  • Stonewall’s campaigning was binary, absolutist and evangelical: “You are with us, or you are a bigot.”
  • Stonewall’s absolutist stance has made debate vitriolic.
  • Consequentially women are intimidated (threats of violence and sexual violence have become commonplace).
  • Stonewall is complicit in creating this threatening atmosphere.
  • Stonewall proselytises a gender theory that damages women’s rights; denying female-only spaces, for example in prisons, changing rooms, medical settings, rape and domestic violence refuges and sport.
  • Stonewall’s gender theory is severely detrimental to lesbians.
  • Stonewall has reclassified homosexuality from meaning “same-sex attraction” to “same-gender attraction”.
  • Stonewall and other gender theorists that encourage lesbians to have sex with male-bodied people, and label them as bigoted if they won’t, are homophobic.
  • Stonewall’s adoption of gender theory means that gay, lesbian and bisexual people who do not subscribe to gender theory are unrepresented and labelled as bigots by organisations originally founded to stand up for their interests.

The tribunal found that when Garden Court received complaints that Ms Bailey was voicing these beliefs it discriminated against her by publishing a statement that she was under investigation for breaching her professional obligations, and when also it upheld complaints that had been made about her by Stonewall. Unusually, the tribunal went so far as to award Ms Bailey aggravated damages to reflect Garden Court’s treatment of her.

Gender-critical employees should not be pressured into displaying their pronouns

While this is a first instance decision, it has wide-reaching implications for equality and diversity initiatives within the workplace. Key takeaways are:

  • Policies about religious and philosophical beliefs, including sex/gender and about Stonewall, must be even-handed. Favouring one belief over another can give rise to discrimination, and treating gender-critical views as de facto transphobic will amount to harassment in the workplace.
  • Employers must must expect debate and permit the expression of conflicting religious and philosophical beliefs.

While this is a complex area, the interests of gender-critical employees, women, and religious groups can be balanced with those of trans people by careful consideration of specific situations as they arise. Ms Bailey’s case did not consider all of these situations, but more broadly:

  • Employers should apply their own thinking when developing trans and non-binary policies. It is dangerous to uncritically adopt theories of third parties such as Stonewall, as they may turn out to be controversial. Similar concerns exist about organisations such as Global Butterflies, whose training contains content which many gender-critical employees would take issue with.
  • Toilet facilities must meet the minimum standards of the Workplace (Health, Safety and Welfare) Regulations 1992, which require separate toilet facilities based on sex unless there are separate lockable rooms (not cubicles).
  • Gender-critical employees should not be pressured into displaying their pronouns.
  • Sex, not gender, is the characteristic protected under the Equality Act. Employers may voluntarily collect gender identity data but this should not replace separate data on sex.
  • In most organisations, women, ethnic minorities and people with disabilities are still under-represented at senior levels. Employers should be mindful of this when tackling inclusion and diversity issues and deciding how best to direct their resources. They should ensure any monitoring of sex/gender, for instance on pay parity, does not ignore biological sex in favour of gender identity.

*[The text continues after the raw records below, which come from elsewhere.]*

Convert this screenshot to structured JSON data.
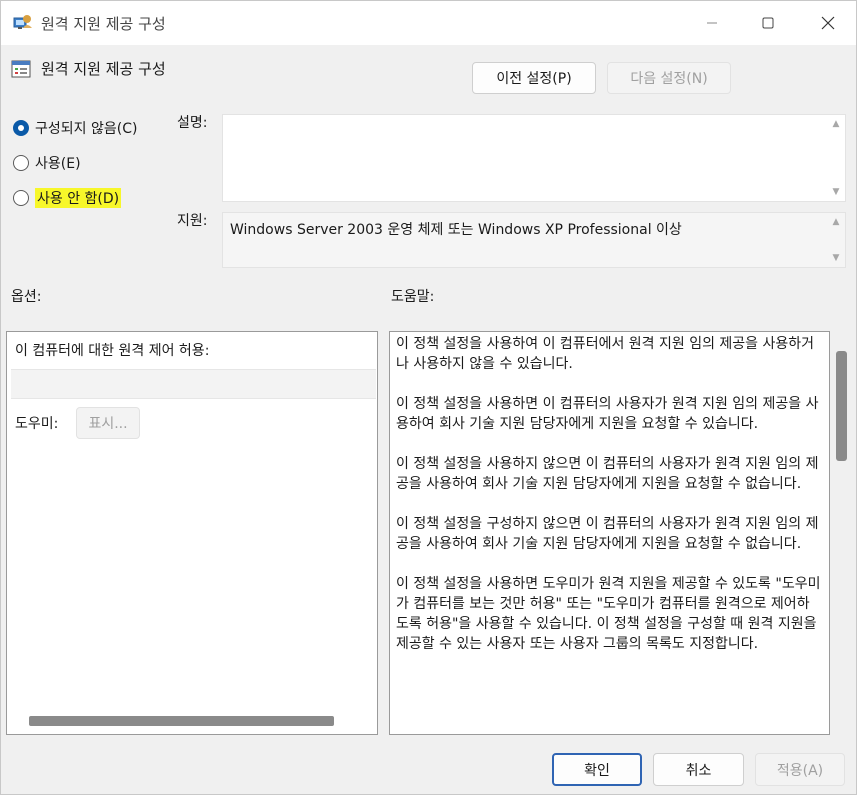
{
  "window": {
    "title": "원격 지원 제공 구성",
    "icons": {
      "app": "policy-settings-icon",
      "minimize": "minimize-icon",
      "maximize": "maximize-icon",
      "close": "close-icon"
    }
  },
  "header": {
    "title": "원격 지원 제공 구성",
    "icon": "policy-settings-icon",
    "prev_label": "이전 설정(P)",
    "next_label": "다음 설정(N)"
  },
  "state": {
    "options": [
      {
        "label": "구성되지 않음(C)",
        "checked": true
      },
      {
        "label": "사용(E)",
        "checked": false
      },
      {
        "label": "사용 안 함(D)",
        "checked": false
      }
    ]
  },
  "details": {
    "description_label": "설명:",
    "description_text": "",
    "supported_label": "지원:",
    "supported_text": "Windows Server 2003 운영 체제 또는 Windows XP Professional 이상"
  },
  "options_section": {
    "label": "옵션:",
    "caption": "이 컴퓨터에 대한 원격 제어 허용:",
    "helper_label": "도우미:",
    "show_label": "표시..."
  },
  "help_section": {
    "label": "도움말:",
    "paragraphs": [
      "이 정책 설정을 사용하여 이 컴퓨터에서 원격 지원 임의 제공을 사용하거나 사용하지 않을 수 있습니다.",
      "이 정책 설정을 사용하면 이 컴퓨터의 사용자가 원격 지원 임의 제공을 사용하여 회사 기술 지원 담당자에게 지원을 요청할 수 있습니다.",
      "이 정책 설정을 사용하지 않으면 이 컴퓨터의 사용자가 원격 지원 임의 제공을 사용하여 회사 기술 지원 담당자에게 지원을 요청할 수 없습니다.",
      "이 정책 설정을 구성하지 않으면 이 컴퓨터의 사용자가 원격 지원 임의 제공을 사용하여 회사 기술 지원 담당자에게 지원을 요청할 수 없습니다.",
      "이 정책 설정을 사용하면 도우미가 원격 지원을 제공할 수 있도록 \"도우미가 컴퓨터를 보는 것만 허용\" 또는 \"도우미가 컴퓨터를 원격으로 제어하도록 허용\"을 사용할 수 있습니다. 이 정책 설정을 구성할 때 원격 지원을 제공할 수 있는 사용자 또는 사용자 그룹의 목록도 지정합니다."
    ]
  },
  "footer": {
    "ok_label": "확인",
    "cancel_label": "취소",
    "apply_label": "적용(A)"
  },
  "colors": {
    "accent": "#0b5aa8",
    "highlight": "#f7f72a"
  }
}
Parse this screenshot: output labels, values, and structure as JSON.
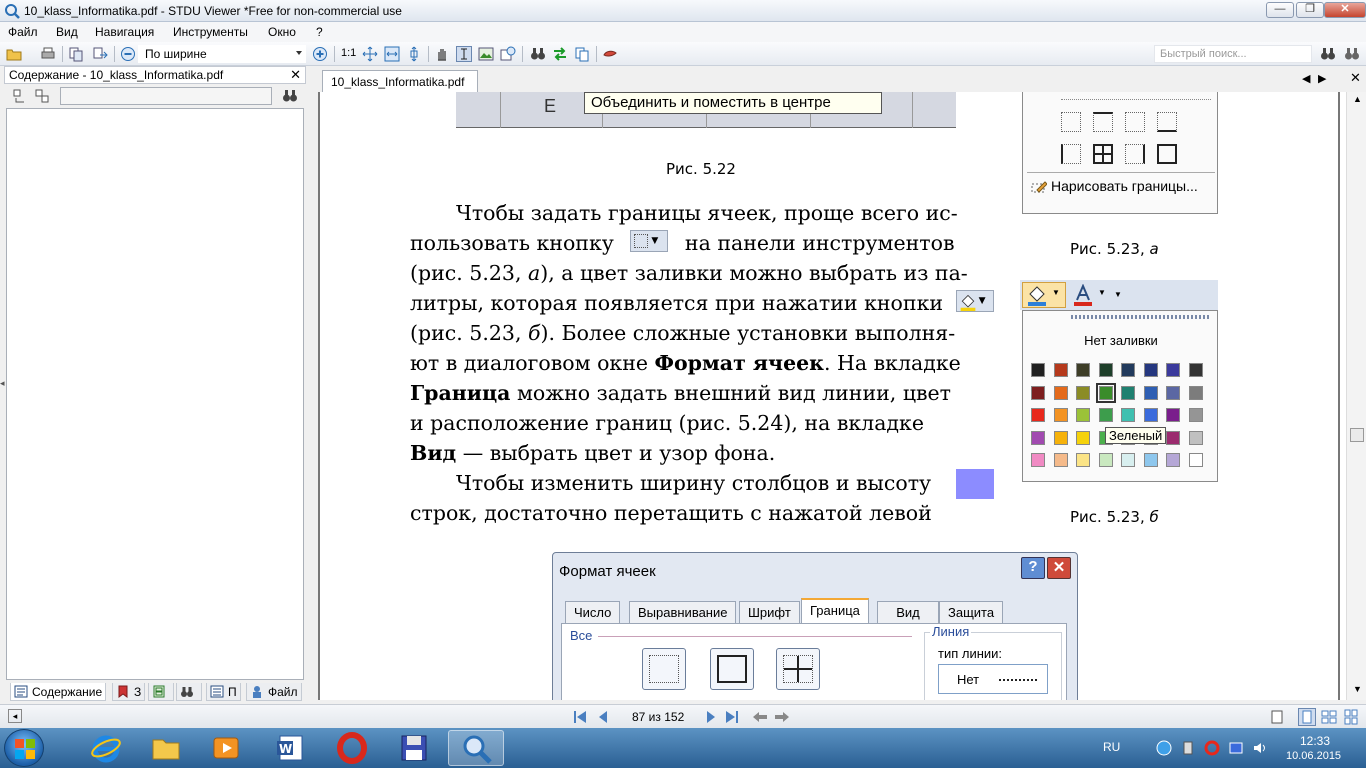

Rebecca Bull is a solicitor in private practice, and a director of Sex Matters